▶ [ACTION ITEM] From the line that contains "What's the underlying" through the end of the records below, write out each line exactly as it appears, but not the pictures.

════════

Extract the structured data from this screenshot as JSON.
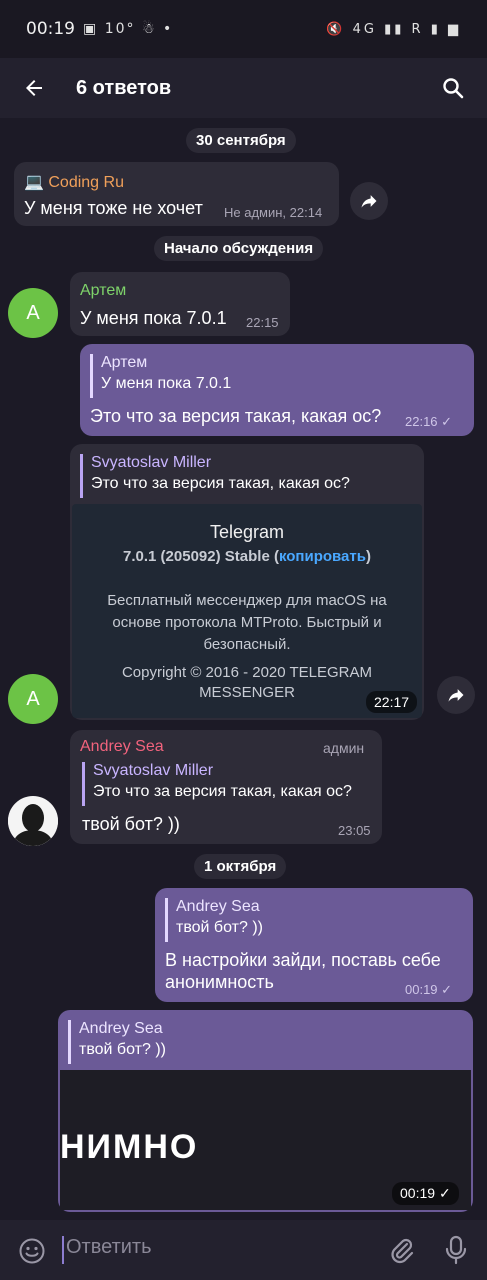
{
  "status_bar": {
    "time": "00:19",
    "temperature": "10°",
    "network": "4G",
    "signal": "R"
  },
  "header": {
    "title": "6 ответов",
    "back_icon": "back-arrow-icon",
    "search_icon": "search-icon"
  },
  "dates": {
    "first": "30 сентября",
    "discussion": "Начало обсуждения",
    "second": "1 октября"
  },
  "messages": {
    "m1": {
      "sender": "💻 Coding Ru",
      "text": "У меня тоже не хочет",
      "meta": "Не админ, 22:14"
    },
    "m2": {
      "sender": "Артем",
      "text": "У меня пока 7.0.1",
      "time": "22:15",
      "avatar": "A"
    },
    "m3": {
      "reply_name": "Артем",
      "reply_text": "У меня пока 7.0.1",
      "text": "Это что за версия такая, какая ос?",
      "time": "22:16"
    },
    "m4": {
      "reply_name": "Svyatoslav Miller",
      "reply_text": "Это что за версия такая, какая ос?",
      "shot_title": "Telegram",
      "shot_version": "7.0.1 (205092) Stable (",
      "shot_copy": "копировать",
      "shot_version_end": ")",
      "shot_desc1": "Бесплатный мессенджер для macOS на",
      "shot_desc2": "основе протокола MTProto. Быстрый и",
      "shot_desc3": "безопасный.",
      "shot_copyright1": "Copyright © 2016 - 2020 TELEGRAM",
      "shot_copyright2": "MESSENGER",
      "time": "22:17",
      "avatar": "A"
    },
    "m5": {
      "sender": "Andrey Sea",
      "badge": "админ",
      "reply_name": "Svyatoslav Miller",
      "reply_text": "Это что за версия такая, какая ос?",
      "text": "твой бот? ))",
      "time": "23:05"
    },
    "m6": {
      "reply_name": "Andrey Sea",
      "reply_text": "твой бот? ))",
      "text1": "В настройки зайди, поставь себе",
      "text2": "анонимность",
      "time": "00:19"
    },
    "m7": {
      "reply_name": "Andrey Sea",
      "reply_text": "твой бот? ))",
      "video_text": "НИМНО",
      "time": "00:19"
    }
  },
  "input": {
    "placeholder": "Ответить"
  },
  "colors": {
    "accent": "#6b5a97",
    "green_avatar": "#6cc346",
    "link": "#4aa8ff",
    "sender_orange": "#f0a05a",
    "sender_green": "#7ed36a",
    "sender_red": "#f2637d"
  }
}
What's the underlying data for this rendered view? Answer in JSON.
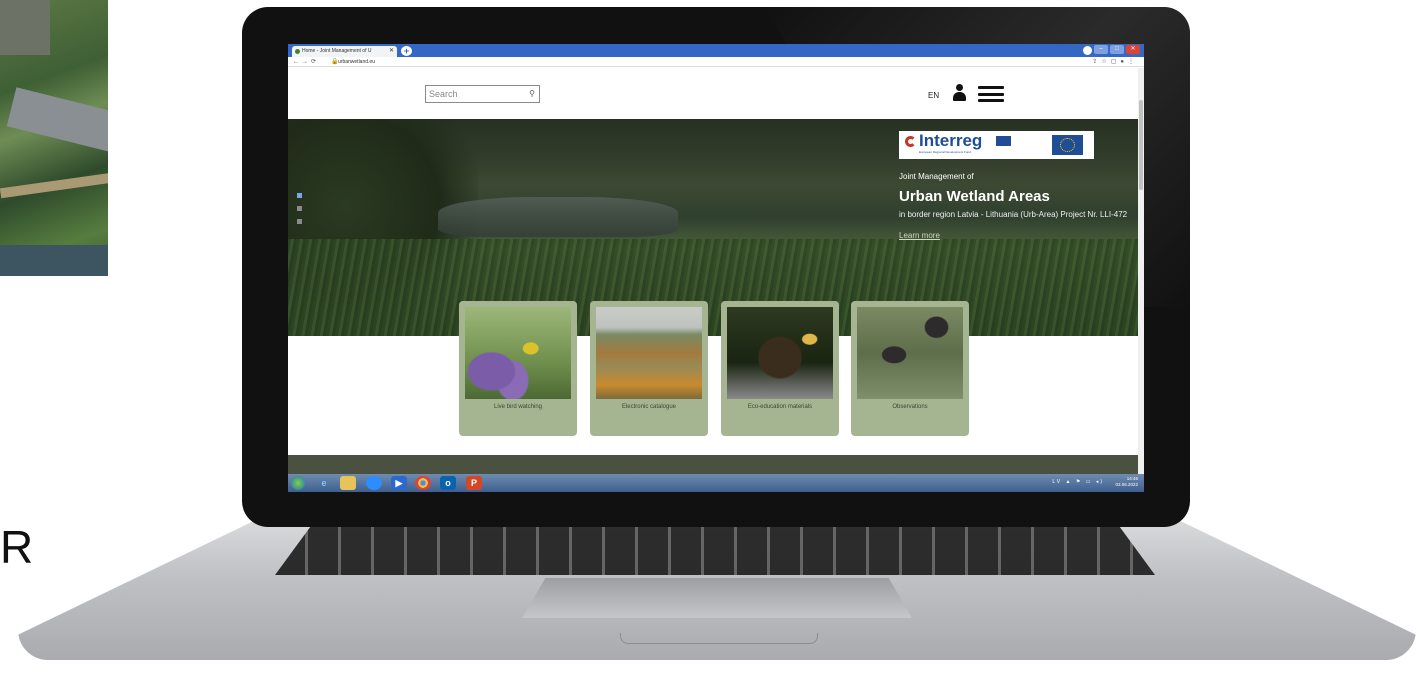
{
  "outside": {
    "stray_letter": "R"
  },
  "browser": {
    "tab_title": "Home - Joint Management of U",
    "url": "urbanwetland.eu",
    "new_tab_label": "+"
  },
  "header": {
    "search_placeholder": "Search",
    "language": "EN"
  },
  "hero": {
    "logo_text": "Interreg",
    "logo_sub": "European Regional Development Fund",
    "kicker": "Joint Management of",
    "title": "Urban Wetland Areas",
    "description": "in border region Latvia - Lithuania (Urb-Area) Project Nr. LLI-472",
    "link": "Learn more",
    "slides_total": 3,
    "slide_active": 1
  },
  "cards": [
    {
      "label": "Live bird watching"
    },
    {
      "label": "Electronic catalogue"
    },
    {
      "label": "Eco-education materials"
    },
    {
      "label": "Observations"
    }
  ],
  "taskbar": {
    "tray_lang": "LV",
    "time": "14:46",
    "date": "03.06.2022"
  },
  "colors": {
    "card_bg": "#a5b592",
    "footer_band": "#4b5140",
    "browser_tabbar": "#3568c5"
  }
}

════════

▶ [EXERCISE ANSWER]
What's the underlying data for this rendered view? Answer in JSON.
{
  "outside": {
    "stray_letter": "R"
  },
  "browser": {
    "tab_title": "Home - Joint Management of U",
    "url": "urbanwetland.eu",
    "new_tab_label": "+"
  },
  "header": {
    "search_placeholder": "Search",
    "language": "EN"
  },
  "hero": {
    "logo_text": "Interreg",
    "logo_sub": "European Regional Development Fund",
    "kicker": "Joint Management of",
    "title": "Urban Wetland Areas",
    "description": "in border region Latvia - Lithuania (Urb-Area) Project Nr. LLI-472",
    "link": "Learn more",
    "slides_total": 3,
    "slide_active": 1
  },
  "cards": [
    {
      "label": "Live bird watching"
    },
    {
      "label": "Electronic catalogue"
    },
    {
      "label": "Eco-education materials"
    },
    {
      "label": "Observations"
    }
  ],
  "taskbar": {
    "tray_lang": "LV",
    "time": "14:46",
    "date": "03.06.2022"
  },
  "colors": {
    "card_bg": "#a5b592",
    "footer_band": "#4b5140",
    "browser_tabbar": "#3568c5"
  }
}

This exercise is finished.